Assignment
Reproduce what is written in the records below exactly, and leave out the images.

Material shown

----------------

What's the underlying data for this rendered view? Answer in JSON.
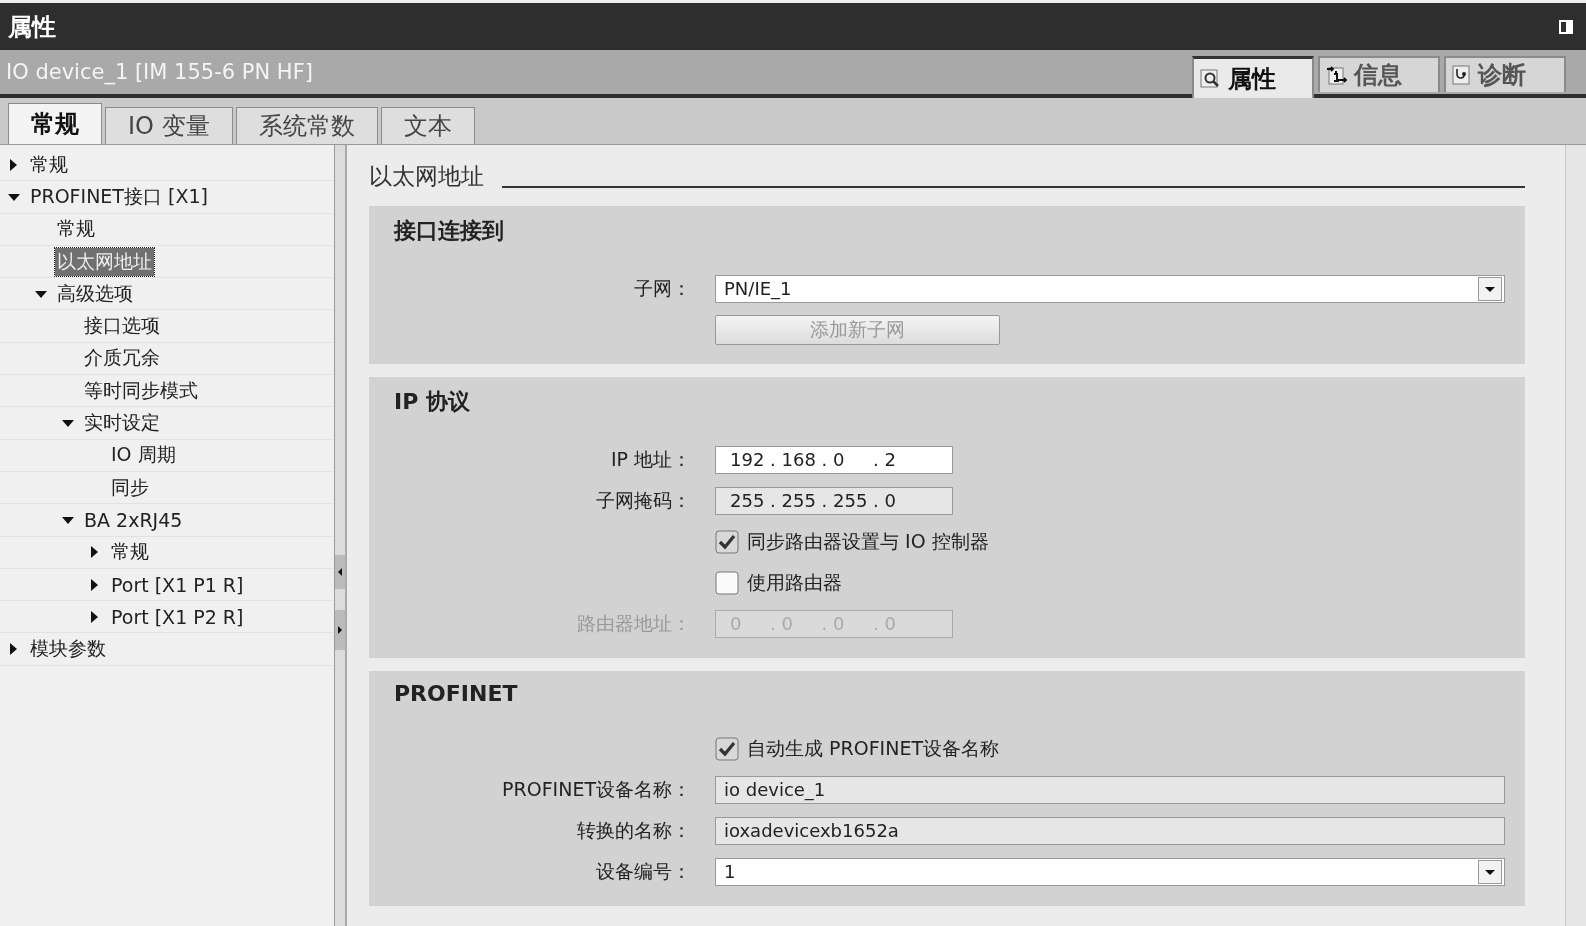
{
  "title_bar": {
    "title": "属性"
  },
  "object_bar": {
    "title": "IO device_1 [IM 155-6 PN HF]",
    "tabs": [
      {
        "label": "属性",
        "kind": "properties",
        "selected": true
      },
      {
        "label": "信息",
        "kind": "info",
        "selected": false
      },
      {
        "label": "诊断",
        "kind": "diagnostics",
        "selected": false
      }
    ]
  },
  "tabs": [
    {
      "label": "常规",
      "selected": true
    },
    {
      "label": "IO 变量",
      "selected": false
    },
    {
      "label": "系统常数",
      "selected": false
    },
    {
      "label": "文本",
      "selected": false
    }
  ],
  "tree": [
    {
      "label": "常规",
      "expanded": false,
      "selected": false
    },
    {
      "label": "PROFINET接口 [X1]",
      "expanded": true,
      "selected": false,
      "children": [
        {
          "label": "常规",
          "selected": false
        },
        {
          "label": "以太网地址",
          "selected": true
        },
        {
          "label": "高级选项",
          "expanded": true,
          "selected": false,
          "children": [
            {
              "label": "接口选项",
              "selected": false
            },
            {
              "label": "介质冗余",
              "selected": false
            },
            {
              "label": "等时同步模式",
              "selected": false
            },
            {
              "label": "实时设定",
              "expanded": true,
              "selected": false,
              "children": [
                {
                  "label": "IO 周期",
                  "selected": false
                },
                {
                  "label": "同步",
                  "selected": false
                }
              ]
            },
            {
              "label": "BA 2xRJ45",
              "expanded": true,
              "selected": false,
              "children": [
                {
                  "label": "常规",
                  "expanded": false,
                  "selected": false
                },
                {
                  "label": "Port [X1 P1 R]",
                  "expanded": false,
                  "selected": false
                },
                {
                  "label": "Port [X1 P2 R]",
                  "expanded": false,
                  "selected": false
                }
              ]
            }
          ]
        }
      ]
    },
    {
      "label": "模块参数",
      "expanded": false,
      "selected": false
    }
  ],
  "content": {
    "heading": "以太网地址",
    "sections": [
      {
        "title": "接口连接到",
        "rows": [
          {
            "kind": "dropdown",
            "label": "子网：",
            "value": "PN/IE_1",
            "disabled": false
          },
          {
            "kind": "button",
            "label": "添加新子网",
            "disabled": true
          }
        ]
      },
      {
        "title": "IP 协议",
        "rows": [
          {
            "kind": "ip",
            "label": "IP 地址：",
            "value": "192 . 168 . 0     . 2",
            "disabled": false
          },
          {
            "kind": "ip",
            "label": "子网掩码：",
            "value": "255 . 255 . 255 . 0",
            "disabled": false,
            "readonly": true
          },
          {
            "kind": "checkbox",
            "label": "同步路由器设置与 IO 控制器",
            "checked": true
          },
          {
            "kind": "checkbox",
            "label": "使用路由器",
            "checked": false
          },
          {
            "kind": "ip",
            "label": "路由器地址：",
            "value": "0     . 0     . 0     . 0",
            "disabled": true
          }
        ]
      },
      {
        "title": "PROFINET",
        "rows": [
          {
            "kind": "checkbox",
            "label": "自动生成 PROFINET设备名称",
            "checked": true
          },
          {
            "kind": "text",
            "label": "PROFINET设备名称：",
            "value": "io device_1",
            "disabled": false,
            "readonly": true
          },
          {
            "kind": "text",
            "label": "转换的名称：",
            "value": "ioxadevicexb1652a",
            "disabled": false,
            "readonly": true
          },
          {
            "kind": "dropdown",
            "label": "设备编号：",
            "value": "1",
            "disabled": false
          }
        ]
      }
    ]
  }
}
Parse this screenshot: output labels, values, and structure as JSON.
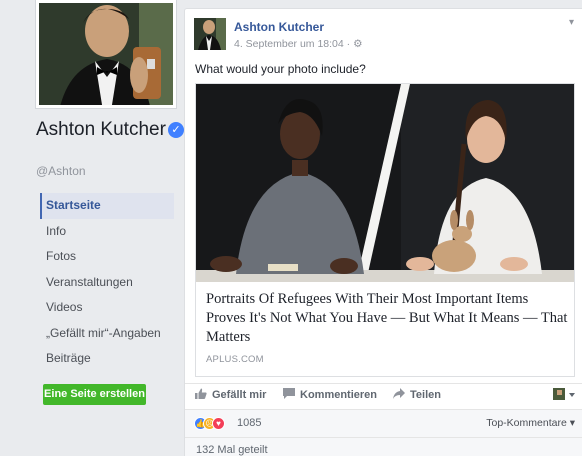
{
  "profile": {
    "name": "Ashton Kutcher",
    "handle": "@Ashton"
  },
  "nav": {
    "items": [
      "Startseite",
      "Info",
      "Fotos",
      "Veranstaltungen",
      "Videos",
      "„Gefällt mir“-Angaben",
      "Beiträge"
    ],
    "active_index": 0
  },
  "create_page_label": "Eine Seite erstellen",
  "post": {
    "author": "Ashton Kutcher",
    "timestamp": "4. September um 18:04",
    "text": "What would your photo include?",
    "link": {
      "title": "Portraits Of Refugees With Their Most Important Items Proves It's Not What You Have — But What It Means — That Matters",
      "domain": "APLUS.COM"
    },
    "actions": {
      "like": "Gefällt mir",
      "comment": "Kommentieren",
      "share": "Teilen"
    },
    "reactions": {
      "count": "1085",
      "types": [
        "like-icon",
        "sad-icon",
        "love-icon"
      ],
      "sort_label": "Top-Kommentare"
    },
    "shares_text": "132 Mal geteilt"
  },
  "colors": {
    "link_blue": "#365899",
    "green_button": "#42b72a",
    "verified_blue": "#4080ff",
    "page_bg": "#e9ebee"
  }
}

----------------

Completed task
What's the underlying data for this rendered view? Answer in JSON.
{
  "title_bar": {
    "title": "属性"
  },
  "object_bar": {
    "title": "IO device_1 [IM 155-6 PN HF]",
    "tabs": [
      {
        "label": "属性",
        "kind": "properties",
        "selected": true
      },
      {
        "label": "信息",
        "kind": "info",
        "selected": false
      },
      {
        "label": "诊断",
        "kind": "diagnostics",
        "selected": false
      }
    ]
  },
  "tabs": [
    {
      "label": "常规",
      "selected": true
    },
    {
      "label": "IO 变量",
      "selected": false
    },
    {
      "label": "系统常数",
      "selected": false
    },
    {
      "label": "文本",
      "selected": false
    }
  ],
  "tree": [
    {
      "label": "常规",
      "expanded": false,
      "selected": false
    },
    {
      "label": "PROFINET接口 [X1]",
      "expanded": true,
      "selected": false,
      "children": [
        {
          "label": "常规",
          "selected": false
        },
        {
          "label": "以太网地址",
          "selected": true
        },
        {
          "label": "高级选项",
          "expanded": true,
          "selected": false,
          "children": [
            {
              "label": "接口选项",
              "selected": false
            },
            {
              "label": "介质冗余",
              "selected": false
            },
            {
              "label": "等时同步模式",
              "selected": false
            },
            {
              "label": "实时设定",
              "expanded": true,
              "selected": false,
              "children": [
                {
                  "label": "IO 周期",
                  "selected": false
                },
                {
                  "label": "同步",
                  "selected": false
                }
              ]
            },
            {
              "label": "BA 2xRJ45",
              "expanded": true,
              "selected": false,
              "children": [
                {
                  "label": "常规",
                  "expanded": false,
                  "selected": false
                },
                {
                  "label": "Port [X1 P1 R]",
                  "expanded": false,
                  "selected": false
                },
                {
                  "label": "Port [X1 P2 R]",
                  "expanded": false,
                  "selected": false
                }
              ]
            }
          ]
        }
      ]
    },
    {
      "label": "模块参数",
      "expanded": false,
      "selected": false
    }
  ],
  "content": {
    "heading": "以太网地址",
    "sections": [
      {
        "title": "接口连接到",
        "rows": [
          {
            "kind": "dropdown",
            "label": "子网：",
            "value": "PN/IE_1",
            "disabled": false
          },
          {
            "kind": "button",
            "label": "添加新子网",
            "disabled": true
          }
        ]
      },
      {
        "title": "IP 协议",
        "rows": [
          {
            "kind": "ip",
            "label": "IP 地址：",
            "value": "192 . 168 . 0     . 2",
            "disabled": false
          },
          {
            "kind": "ip",
            "label": "子网掩码：",
            "value": "255 . 255 . 255 . 0",
            "disabled": false,
            "readonly": true
          },
          {
            "kind": "checkbox",
            "label": "同步路由器设置与 IO 控制器",
            "checked": true
          },
          {
            "kind": "checkbox",
            "label": "使用路由器",
            "checked": false
          },
          {
            "kind": "ip",
            "label": "路由器地址：",
            "value": "0     . 0     . 0     . 0",
            "disabled": true
          }
        ]
      },
      {
        "title": "PROFINET",
        "rows": [
          {
            "kind": "checkbox",
            "label": "自动生成 PROFINET设备名称",
            "checked": true
          },
          {
            "kind": "text",
            "label": "PROFINET设备名称：",
            "value": "io device_1",
            "disabled": false,
            "readonly": true
          },
          {
            "kind": "text",
            "label": "转换的名称：",
            "value": "ioxadevicexb1652a",
            "disabled": false,
            "readonly": true
          },
          {
            "kind": "dropdown",
            "label": "设备编号：",
            "value": "1",
            "disabled": false
          }
        ]
      }
    ]
  }
}
Parse this screenshot: output labels, values, and structure as JSON.
{
  "profile": {
    "name": "Ashton Kutcher",
    "handle": "@Ashton"
  },
  "nav": {
    "items": [
      "Startseite",
      "Info",
      "Fotos",
      "Veranstaltungen",
      "Videos",
      "„Gefällt mir“-Angaben",
      "Beiträge"
    ],
    "active_index": 0
  },
  "create_page_label": "Eine Seite erstellen",
  "post": {
    "author": "Ashton Kutcher",
    "timestamp": "4. September um 18:04",
    "text": "What would your photo include?",
    "link": {
      "title": "Portraits Of Refugees With Their Most Important Items Proves It's Not What You Have — But What It Means — That Matters",
      "domain": "APLUS.COM"
    },
    "actions": {
      "like": "Gefällt mir",
      "comment": "Kommentieren",
      "share": "Teilen"
    },
    "reactions": {
      "count": "1085",
      "types": [
        "like-icon",
        "sad-icon",
        "love-icon"
      ],
      "sort_label": "Top-Kommentare"
    },
    "shares_text": "132 Mal geteilt"
  },
  "colors": {
    "link_blue": "#365899",
    "green_button": "#42b72a",
    "verified_blue": "#4080ff",
    "page_bg": "#e9ebee"
  }
}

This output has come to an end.